§ **TASK PROMPT**
Say how many lines in the records contain "this". The reply must consist of the number alone.

*** Opening DATA ***

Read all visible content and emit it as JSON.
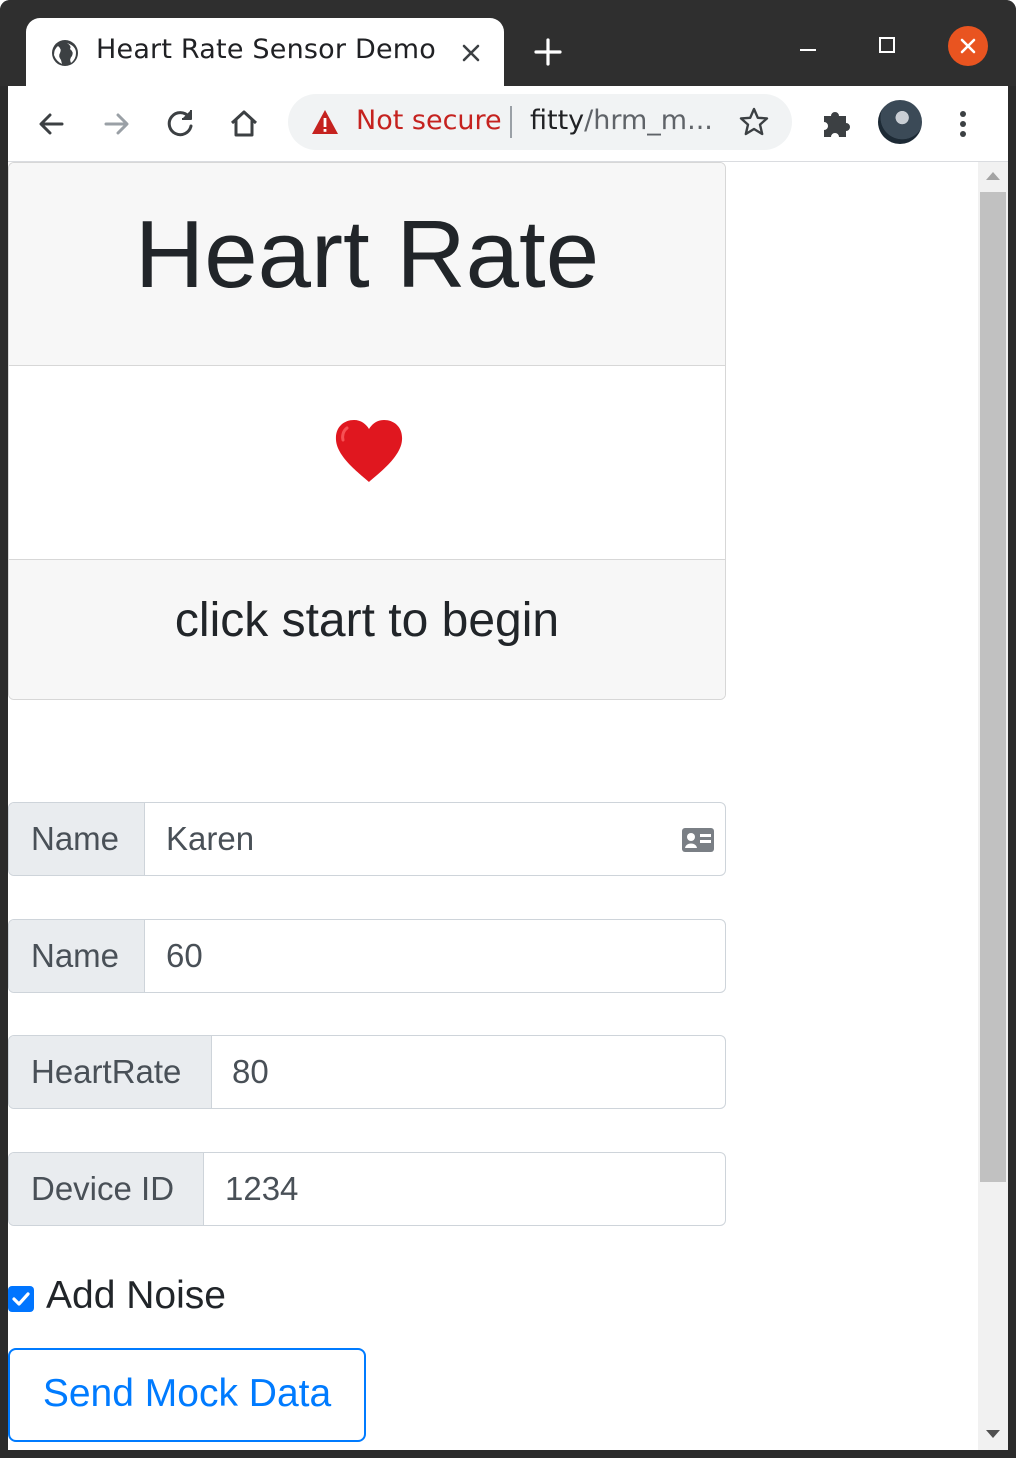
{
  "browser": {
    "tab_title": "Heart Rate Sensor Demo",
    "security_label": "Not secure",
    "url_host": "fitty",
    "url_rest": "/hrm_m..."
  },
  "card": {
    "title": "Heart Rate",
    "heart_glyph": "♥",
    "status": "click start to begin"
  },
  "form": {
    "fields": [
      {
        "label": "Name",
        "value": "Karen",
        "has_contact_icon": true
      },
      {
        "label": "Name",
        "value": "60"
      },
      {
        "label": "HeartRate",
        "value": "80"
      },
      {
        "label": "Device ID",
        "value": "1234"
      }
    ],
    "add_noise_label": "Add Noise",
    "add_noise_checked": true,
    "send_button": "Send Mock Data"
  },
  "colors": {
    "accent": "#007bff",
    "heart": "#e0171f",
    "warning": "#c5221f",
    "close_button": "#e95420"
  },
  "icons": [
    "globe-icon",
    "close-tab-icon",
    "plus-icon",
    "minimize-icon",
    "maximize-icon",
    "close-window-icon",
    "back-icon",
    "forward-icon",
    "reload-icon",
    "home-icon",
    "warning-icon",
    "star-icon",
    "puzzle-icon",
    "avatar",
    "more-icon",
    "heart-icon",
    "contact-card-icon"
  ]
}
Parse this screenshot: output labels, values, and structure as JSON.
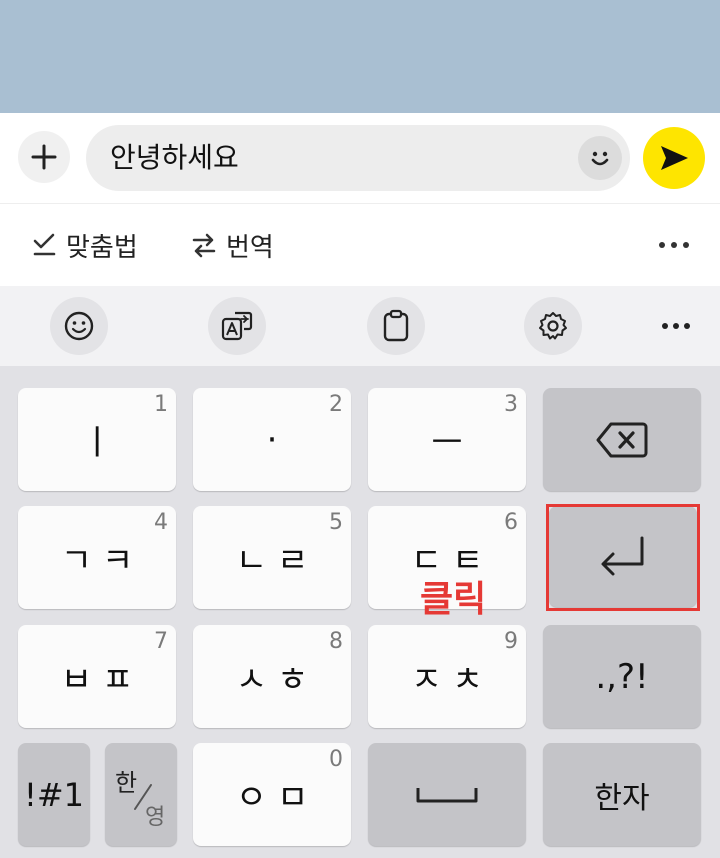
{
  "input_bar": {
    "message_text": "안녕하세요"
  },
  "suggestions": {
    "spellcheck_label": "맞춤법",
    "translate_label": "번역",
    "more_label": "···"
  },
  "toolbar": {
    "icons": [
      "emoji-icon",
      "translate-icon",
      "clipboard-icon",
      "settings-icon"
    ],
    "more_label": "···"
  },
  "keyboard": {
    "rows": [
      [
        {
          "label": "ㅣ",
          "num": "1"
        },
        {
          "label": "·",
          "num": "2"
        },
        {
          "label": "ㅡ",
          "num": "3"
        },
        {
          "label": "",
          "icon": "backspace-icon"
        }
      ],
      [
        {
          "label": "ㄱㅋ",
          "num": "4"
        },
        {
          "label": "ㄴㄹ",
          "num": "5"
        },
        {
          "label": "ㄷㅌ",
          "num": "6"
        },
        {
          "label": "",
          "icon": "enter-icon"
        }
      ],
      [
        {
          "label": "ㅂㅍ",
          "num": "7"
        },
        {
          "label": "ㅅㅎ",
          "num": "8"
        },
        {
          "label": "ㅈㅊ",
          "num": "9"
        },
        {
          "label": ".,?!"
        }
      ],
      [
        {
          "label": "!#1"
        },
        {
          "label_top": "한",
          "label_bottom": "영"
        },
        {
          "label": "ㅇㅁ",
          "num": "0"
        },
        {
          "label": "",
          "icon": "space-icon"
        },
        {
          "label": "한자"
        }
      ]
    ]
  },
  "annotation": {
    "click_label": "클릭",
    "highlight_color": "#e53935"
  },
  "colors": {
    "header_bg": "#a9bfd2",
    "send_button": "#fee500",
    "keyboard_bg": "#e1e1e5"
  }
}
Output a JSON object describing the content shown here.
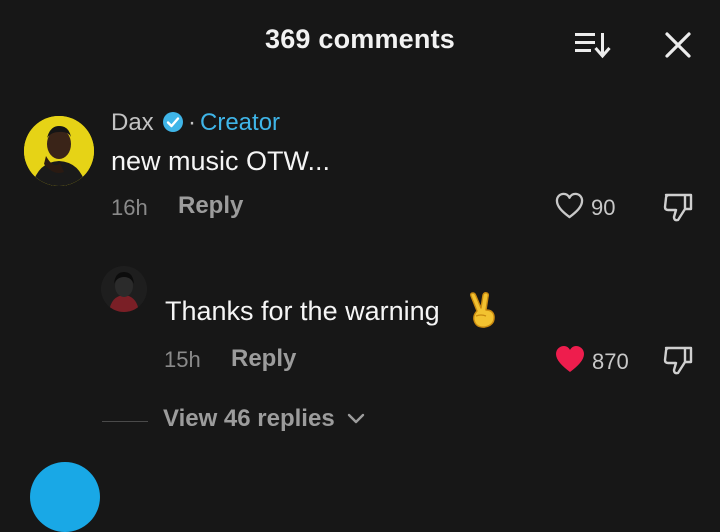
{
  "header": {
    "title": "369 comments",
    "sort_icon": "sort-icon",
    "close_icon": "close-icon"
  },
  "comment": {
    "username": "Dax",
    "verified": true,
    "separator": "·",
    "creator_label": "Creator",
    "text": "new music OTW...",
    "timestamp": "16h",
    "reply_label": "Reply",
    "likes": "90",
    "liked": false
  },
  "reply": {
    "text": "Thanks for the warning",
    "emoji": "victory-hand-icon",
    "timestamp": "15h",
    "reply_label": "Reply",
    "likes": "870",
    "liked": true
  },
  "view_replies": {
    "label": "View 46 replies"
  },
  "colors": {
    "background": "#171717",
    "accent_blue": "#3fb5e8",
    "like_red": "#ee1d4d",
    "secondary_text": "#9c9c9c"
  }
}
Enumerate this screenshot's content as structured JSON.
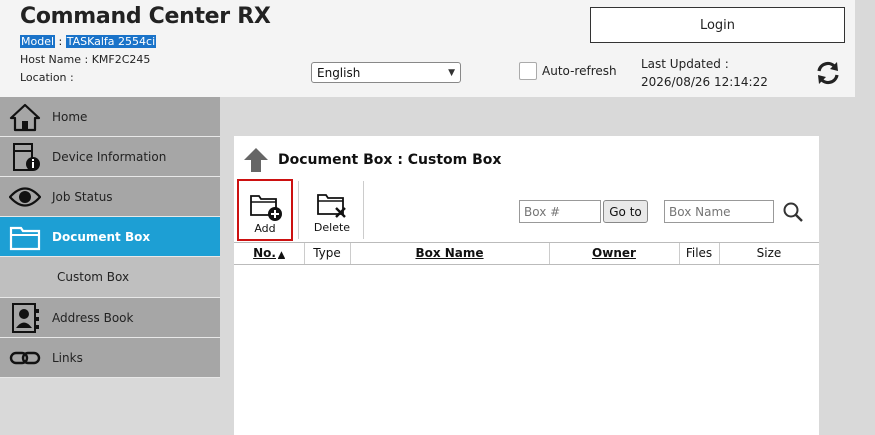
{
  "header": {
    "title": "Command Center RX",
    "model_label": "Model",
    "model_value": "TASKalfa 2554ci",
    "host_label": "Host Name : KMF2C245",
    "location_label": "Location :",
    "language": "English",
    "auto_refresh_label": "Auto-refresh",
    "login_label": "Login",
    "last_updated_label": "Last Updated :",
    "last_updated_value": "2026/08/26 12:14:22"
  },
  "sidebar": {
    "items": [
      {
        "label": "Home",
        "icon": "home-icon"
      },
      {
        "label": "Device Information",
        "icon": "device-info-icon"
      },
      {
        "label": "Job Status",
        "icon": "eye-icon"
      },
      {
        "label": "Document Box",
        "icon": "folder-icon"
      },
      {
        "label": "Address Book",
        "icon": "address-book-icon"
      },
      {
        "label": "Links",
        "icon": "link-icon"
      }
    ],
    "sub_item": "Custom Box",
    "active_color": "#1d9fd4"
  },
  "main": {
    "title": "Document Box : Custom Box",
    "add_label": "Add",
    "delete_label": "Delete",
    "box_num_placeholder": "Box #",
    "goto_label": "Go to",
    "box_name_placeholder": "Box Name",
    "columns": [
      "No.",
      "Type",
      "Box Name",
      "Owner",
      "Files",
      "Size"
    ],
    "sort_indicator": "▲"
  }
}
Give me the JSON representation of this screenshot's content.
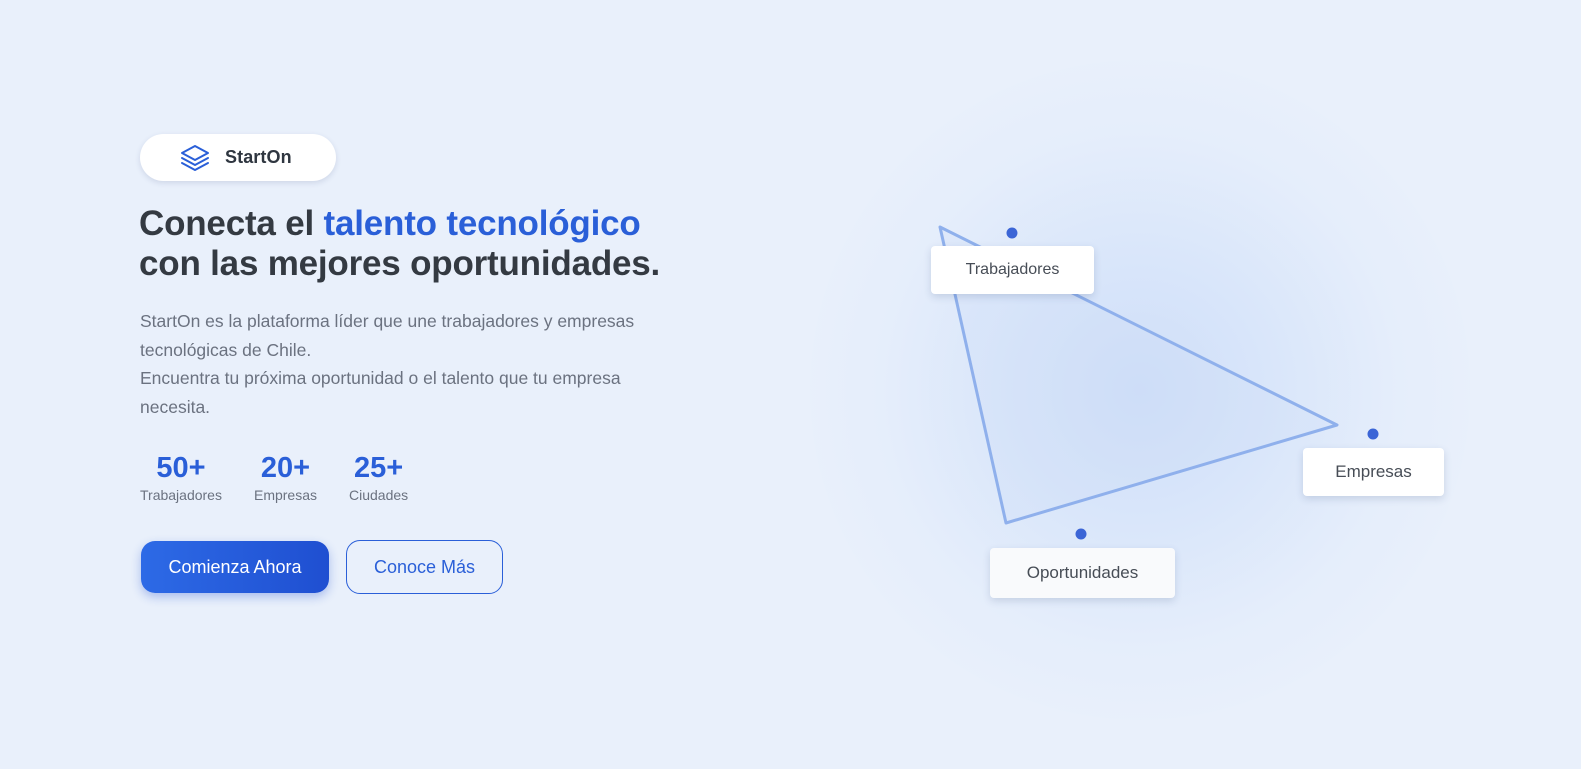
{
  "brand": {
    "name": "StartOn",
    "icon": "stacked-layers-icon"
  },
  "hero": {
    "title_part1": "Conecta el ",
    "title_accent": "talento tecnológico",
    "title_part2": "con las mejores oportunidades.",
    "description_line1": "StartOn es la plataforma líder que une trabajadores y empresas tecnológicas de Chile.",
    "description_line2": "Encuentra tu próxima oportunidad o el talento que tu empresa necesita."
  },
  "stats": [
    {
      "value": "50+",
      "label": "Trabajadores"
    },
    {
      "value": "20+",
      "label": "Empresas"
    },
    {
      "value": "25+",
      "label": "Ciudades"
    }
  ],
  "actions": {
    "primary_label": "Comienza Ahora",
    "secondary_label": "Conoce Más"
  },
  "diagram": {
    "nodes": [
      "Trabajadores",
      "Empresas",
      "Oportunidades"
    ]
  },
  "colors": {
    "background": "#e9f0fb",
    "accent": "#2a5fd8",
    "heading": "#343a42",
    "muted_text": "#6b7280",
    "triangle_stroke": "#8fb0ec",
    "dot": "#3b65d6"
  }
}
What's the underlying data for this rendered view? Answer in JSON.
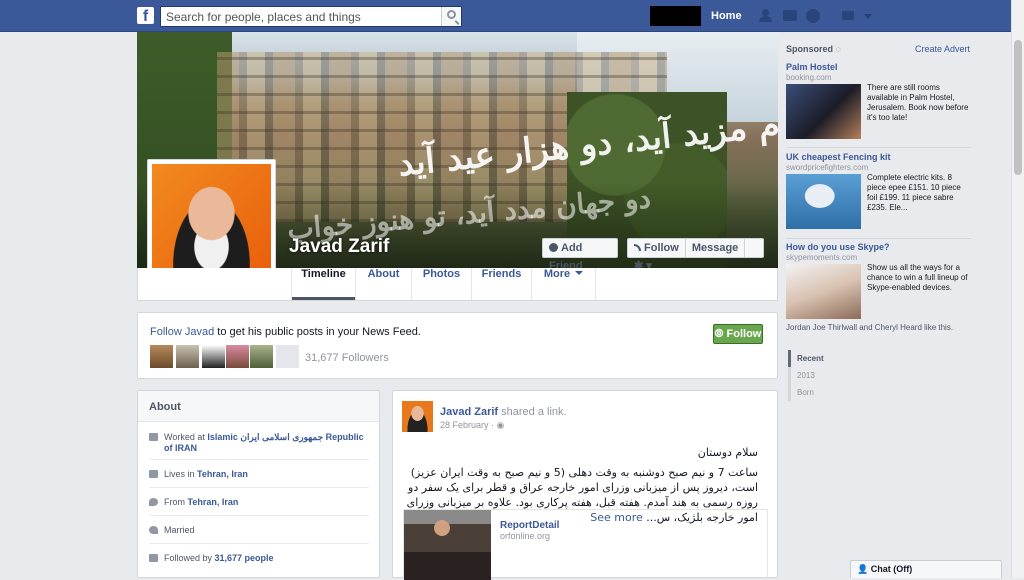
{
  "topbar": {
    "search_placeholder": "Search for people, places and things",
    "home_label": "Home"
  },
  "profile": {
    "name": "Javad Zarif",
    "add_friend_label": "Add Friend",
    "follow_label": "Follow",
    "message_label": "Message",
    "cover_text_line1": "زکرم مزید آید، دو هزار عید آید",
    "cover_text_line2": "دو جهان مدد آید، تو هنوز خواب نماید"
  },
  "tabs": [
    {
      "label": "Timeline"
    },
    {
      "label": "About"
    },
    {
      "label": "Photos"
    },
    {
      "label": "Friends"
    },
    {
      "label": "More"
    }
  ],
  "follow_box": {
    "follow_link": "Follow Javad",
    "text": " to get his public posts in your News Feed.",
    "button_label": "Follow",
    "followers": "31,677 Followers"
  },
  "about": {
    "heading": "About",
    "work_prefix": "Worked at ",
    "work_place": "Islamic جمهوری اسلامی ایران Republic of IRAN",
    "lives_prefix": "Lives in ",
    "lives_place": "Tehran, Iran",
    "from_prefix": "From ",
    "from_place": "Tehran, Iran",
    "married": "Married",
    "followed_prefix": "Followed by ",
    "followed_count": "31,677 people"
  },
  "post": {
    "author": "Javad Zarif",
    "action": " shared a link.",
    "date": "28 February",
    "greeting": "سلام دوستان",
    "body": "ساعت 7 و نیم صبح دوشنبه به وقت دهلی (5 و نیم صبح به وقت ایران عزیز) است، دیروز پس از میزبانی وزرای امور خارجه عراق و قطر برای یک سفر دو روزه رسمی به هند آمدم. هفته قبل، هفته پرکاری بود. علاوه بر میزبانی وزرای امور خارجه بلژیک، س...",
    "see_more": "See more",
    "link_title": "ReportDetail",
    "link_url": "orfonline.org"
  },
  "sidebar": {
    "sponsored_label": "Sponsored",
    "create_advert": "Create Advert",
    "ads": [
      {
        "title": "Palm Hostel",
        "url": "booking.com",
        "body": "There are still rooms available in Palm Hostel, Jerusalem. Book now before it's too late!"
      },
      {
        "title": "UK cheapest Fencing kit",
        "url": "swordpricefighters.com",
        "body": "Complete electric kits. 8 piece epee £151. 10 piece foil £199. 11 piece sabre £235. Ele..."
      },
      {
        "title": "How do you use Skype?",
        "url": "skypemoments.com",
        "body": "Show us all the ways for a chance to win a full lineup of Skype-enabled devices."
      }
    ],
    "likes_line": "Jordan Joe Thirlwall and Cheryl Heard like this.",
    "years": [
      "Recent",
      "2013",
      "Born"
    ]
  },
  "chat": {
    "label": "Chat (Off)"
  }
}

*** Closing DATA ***

§ **EXERCISE ANSWER**
5